After our long winters, external or internal, we may call upon God for a fresh budding of our hearts:
Give me back the joy of your salvation,Psalm 51: 14-15
and a willing spirit sustain in me.
When bright summer wanes and vibrant trees speak of leave-taking, we may pray to remain in warmth and light:
Cast me not out from your presence,Psalm 51: 13
and your Holy Spirit take not from me.
Across our hemispheres, we all share the longings of Lent to be cleared of all that blocks us from Grace in our lives – to have the hidden corners of our small selfishness swept, polished and ready for Loving Mercy:
Have mercy on me, O God, in your goodness;Psalm 51: 3-4
in the greatness of your compassion wipe out my offense.
Thoroughly wash me from my guilt
and of my sin cleanse me.

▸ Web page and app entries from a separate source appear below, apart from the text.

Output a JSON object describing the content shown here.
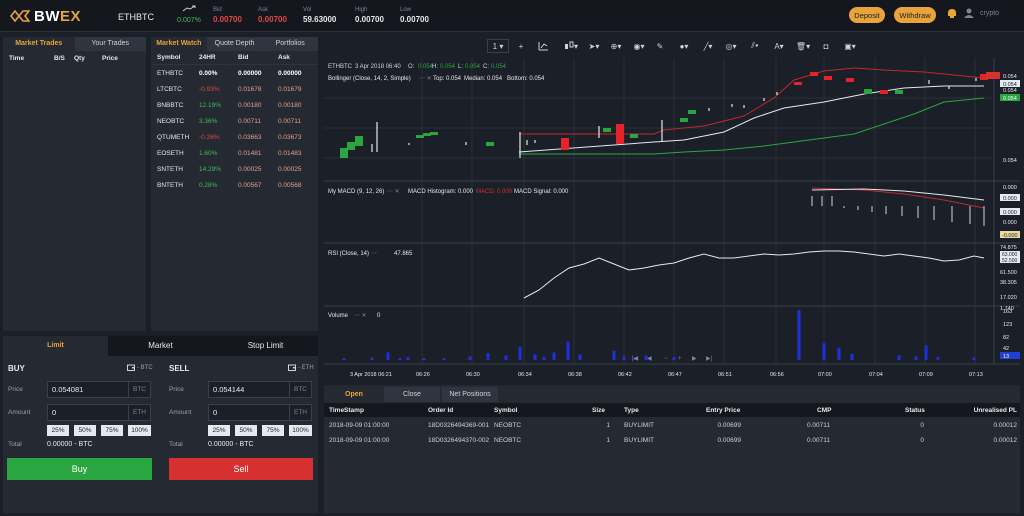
{
  "brand": {
    "name_a": "BW",
    "name_b": "EX"
  },
  "header": {
    "pair": "ETHBTC",
    "change": "0.007%",
    "stats": [
      {
        "label": "Bid",
        "value": "0.00700",
        "tone": "red"
      },
      {
        "label": "Ask",
        "value": "0.00700",
        "tone": "red"
      },
      {
        "label": "Vol",
        "value": "59.63000",
        "tone": "normal"
      },
      {
        "label": "High",
        "value": "0.00700",
        "tone": "normal"
      },
      {
        "label": "Low",
        "value": "0.00700",
        "tone": "normal"
      }
    ],
    "deposit": "Deposit",
    "withdraw": "Withdraw",
    "username": "crypto"
  },
  "trades": {
    "tabs": [
      "Market Trades",
      "Your Trades"
    ],
    "columns": [
      "Time",
      "B/S",
      "Qty",
      "Price"
    ]
  },
  "market_watch": {
    "tabs": [
      "Market Watch",
      "Quote Depth",
      "Portfolios"
    ],
    "columns": [
      "Symbol",
      "24HR",
      "Bid",
      "Ask"
    ],
    "rows": [
      {
        "symbol": "ETHBTC",
        "change": "0.00%",
        "bid": "0.00000",
        "ask": "0.00000",
        "dir": "flat"
      },
      {
        "symbol": "LTCBTC",
        "change": "-0.93%",
        "bid": "0.01678",
        "ask": "0.01679",
        "dir": "neg"
      },
      {
        "symbol": "BNBBTC",
        "change": "12.19%",
        "bid": "0.00180",
        "ask": "0.00180",
        "dir": "pos"
      },
      {
        "symbol": "NEOBTC",
        "change": "3.36%",
        "bid": "0.00711",
        "ask": "0.00711",
        "dir": "pos"
      },
      {
        "symbol": "QTUMETH",
        "change": "-0.26%",
        "bid": "0.03663",
        "ask": "0.03673",
        "dir": "neg"
      },
      {
        "symbol": "EOSETH",
        "change": "1.60%",
        "bid": "0.01481",
        "ask": "0.01483",
        "dir": "pos"
      },
      {
        "symbol": "SNTETH",
        "change": "14.29%",
        "bid": "0.00025",
        "ask": "0.00025",
        "dir": "pos"
      },
      {
        "symbol": "BNTETH",
        "change": "0.28%",
        "bid": "0.00567",
        "ask": "0.00568",
        "dir": "pos"
      }
    ]
  },
  "order_form": {
    "tabs": [
      "Limit",
      "Market",
      "Stop Limit"
    ],
    "buy": {
      "title": "BUY",
      "wallet": "- BTC",
      "price_label": "Price",
      "price": "0.054081",
      "price_unit": "BTC",
      "amount_label": "Amount",
      "amount": "0",
      "amount_unit": "ETH",
      "pcts": [
        "25%",
        "50%",
        "75%",
        "100%"
      ],
      "total_label": "Total",
      "total": "0.00000 - BTC",
      "button": "Buy"
    },
    "sell": {
      "title": "SELL",
      "wallet": "- ETH",
      "price_label": "Price",
      "price": "0.054144",
      "price_unit": "BTC",
      "amount_label": "Amount",
      "amount": "0",
      "amount_unit": "ETH",
      "pcts": [
        "25%",
        "50%",
        "75%",
        "100%"
      ],
      "total_label": "Total",
      "total": "0.00000 - BTC",
      "button": "Sell"
    }
  },
  "chart": {
    "toolbar": {
      "interval": "1"
    },
    "legend": {
      "symbol": "ETHBTC",
      "date": "3 Apr 2018 06:40",
      "o_label": "O:",
      "h_label": "H:",
      "l_label": "L:",
      "c_label": "C:",
      "o": "0.054",
      "h": "0.054",
      "l": "0.054",
      "c": "0.054"
    },
    "bollinger": {
      "name": "Bollinger (Close, 14, 2, Simple)",
      "top": "Top: 0.054",
      "median": "Median: 0.054",
      "bottom": "Bottom: 0.054"
    },
    "price_axis": {
      "p1": "0.054",
      "p2": "0.054",
      "p3": "0.054",
      "p4": "0.054",
      "p_low": "0.054"
    },
    "macd": {
      "name": "My MACD (9, 12, 26)",
      "hist": "MACD Histogram: 0.000",
      "macd": "MACD: 0.000",
      "signal": "MACD Signal: 0.000",
      "axis_top": "0.000",
      "tag1": "0.000",
      "tag2": "0.000",
      "axis_bot": "0.000",
      "tag3": "-0.000"
    },
    "rsi": {
      "name": "RSI (Close, 14)",
      "value": "47.865",
      "ticks": [
        "74.875",
        "61.500",
        "38.305",
        "17.020",
        "1.740"
      ],
      "tag1": "63.000",
      "tag2": "52.500"
    },
    "volume": {
      "name": "Volume",
      "value": "0",
      "ticks": [
        "163",
        "123",
        "82",
        "42"
      ],
      "tag": "13"
    },
    "time_axis": {
      "first": "3 Apr 2018 06:21",
      "labels": [
        "06:26",
        "06:30",
        "06:34",
        "06:38",
        "06:42",
        "06:47",
        "06:51",
        "06:56",
        "07:00",
        "07:04",
        "07:09",
        "07:13"
      ]
    }
  },
  "chart_data": {
    "type": "candlestick",
    "title": "ETHBTC",
    "x": [
      "06:21",
      "06:26",
      "06:30",
      "06:34",
      "06:38",
      "06:42",
      "06:47",
      "06:51",
      "06:56",
      "07:00",
      "07:04",
      "07:09",
      "07:13"
    ],
    "volume": [
      5,
      8,
      25,
      6,
      10,
      4,
      6,
      12,
      22,
      15,
      42,
      18,
      10,
      25,
      60,
      18,
      30,
      12,
      8,
      15,
      10,
      163,
      55,
      40,
      20,
      15,
      12,
      48,
      10,
      8
    ]
  },
  "orders": {
    "tabs": [
      "Open",
      "Close",
      "Net Positions"
    ],
    "columns": [
      "TimeStamp",
      "Order Id",
      "Symbol",
      "Size",
      "Type",
      "Entry Price",
      "CMP",
      "Status",
      "Unrealised PL"
    ],
    "rows": [
      [
        "2018-09-09 01:00:00",
        "18D0326494369-001",
        "NEOBTC",
        "1",
        "BUYLIMIT",
        "0.00699",
        "0.00711",
        "0",
        "0.00012"
      ],
      [
        "2018-09-09 01:00:00",
        "18D0326494370-002",
        "NEOBTC",
        "1",
        "BUYLIMIT",
        "0.00699",
        "0.00711",
        "0",
        "0.00012"
      ]
    ]
  },
  "colors": {
    "accent": "#e8a33a",
    "buy": "#2aa640",
    "sell": "#d63031",
    "bg": "#1b1f27",
    "panel": "#242932"
  }
}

The Heart Cave I must remember To go down to the heart cave & sweep it clean; make it warm with a fire on the hearth, & candles in their niches, the pictures on the walls glowing with a quiet light. I must remember To go down to the heart cave & make the bed with the quilt from home, strew the rushes on the floor hang lavender and sage from the corners. I must go down To the heart cave & be there when you come. - by Geoffrey Brown
Today, as we might take a walk under the nearly budding trees, or over their first fallen leaves, let’s ask God to walk with us:

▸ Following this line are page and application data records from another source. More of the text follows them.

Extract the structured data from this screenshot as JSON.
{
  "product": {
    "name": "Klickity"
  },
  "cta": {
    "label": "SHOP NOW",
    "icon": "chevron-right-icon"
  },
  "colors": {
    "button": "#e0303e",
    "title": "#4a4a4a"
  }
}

Lord, you open my lips;Psalm 51: 17-19
and my mouth to proclaim your praise.
For you do not desire sacrifice or I would give it;
a burnt offering you would not accept.

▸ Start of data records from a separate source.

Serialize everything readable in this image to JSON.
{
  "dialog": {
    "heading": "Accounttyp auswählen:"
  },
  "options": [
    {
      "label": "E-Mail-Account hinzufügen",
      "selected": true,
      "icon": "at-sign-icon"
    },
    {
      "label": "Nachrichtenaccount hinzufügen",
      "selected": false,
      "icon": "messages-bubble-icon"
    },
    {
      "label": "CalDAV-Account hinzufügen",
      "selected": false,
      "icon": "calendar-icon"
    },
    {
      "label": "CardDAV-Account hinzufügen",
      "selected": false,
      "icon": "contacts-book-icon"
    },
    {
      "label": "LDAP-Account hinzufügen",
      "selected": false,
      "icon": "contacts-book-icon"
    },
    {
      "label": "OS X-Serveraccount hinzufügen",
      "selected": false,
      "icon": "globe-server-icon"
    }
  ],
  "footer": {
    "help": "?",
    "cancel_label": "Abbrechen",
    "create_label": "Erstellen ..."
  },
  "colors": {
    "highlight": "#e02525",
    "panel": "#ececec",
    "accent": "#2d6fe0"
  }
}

What you want of me, O God, is a contrite spirit;
a contrite, humbled heart, O God, you will not scorn.
Poetry: A Spring Poem – Luci Shaw
all the field praises Him/all
dandelions are His glory/gold
and silver/all trilliums unfold
white flames above their trinities
of leaves all wild strawberries
and massed wood violets reflects His skies’
clean blue and white
all brambles/all oxeyes
all stalks and stems lift to His light
all young windflower bells
tremble on hair
springs for His air’s
carillon touch/last year’s yarrow (raising
brittle star skeletons) tells
age is not past praising
all small low unknown
unnamed weeds show His impossible greens
all grasses sing
tone on clear tone
all mosses spread a spring-
soft velvet for His feet
and by all means all leaves/buds/all flowers cup
jewels of fire and ice
to His kind morning heat
a silver sacrifice
make of our hearts a field
to raise Your praise.
Music: I Come to the Garden Alone – C. Austin Miles
“In the Garden” ( – sometimes rendered by its first line “I Come to the Garden Alone”) is a gospel song written by American songwriter C. Austin Miles (1868–1946), a former pharmacist who served as editor and manager at Hall-Mack publishers for 37 years. According to Miles’ great-granddaughter, the song was written “in a cold, dreary and leaky basement in Pitman, New Jersey that didn’t even have a window in it let alone a view of a garden.” The song was first published in 1912 and popularized during the Billy Sunday evangelistic campaigns of the early twentieth century.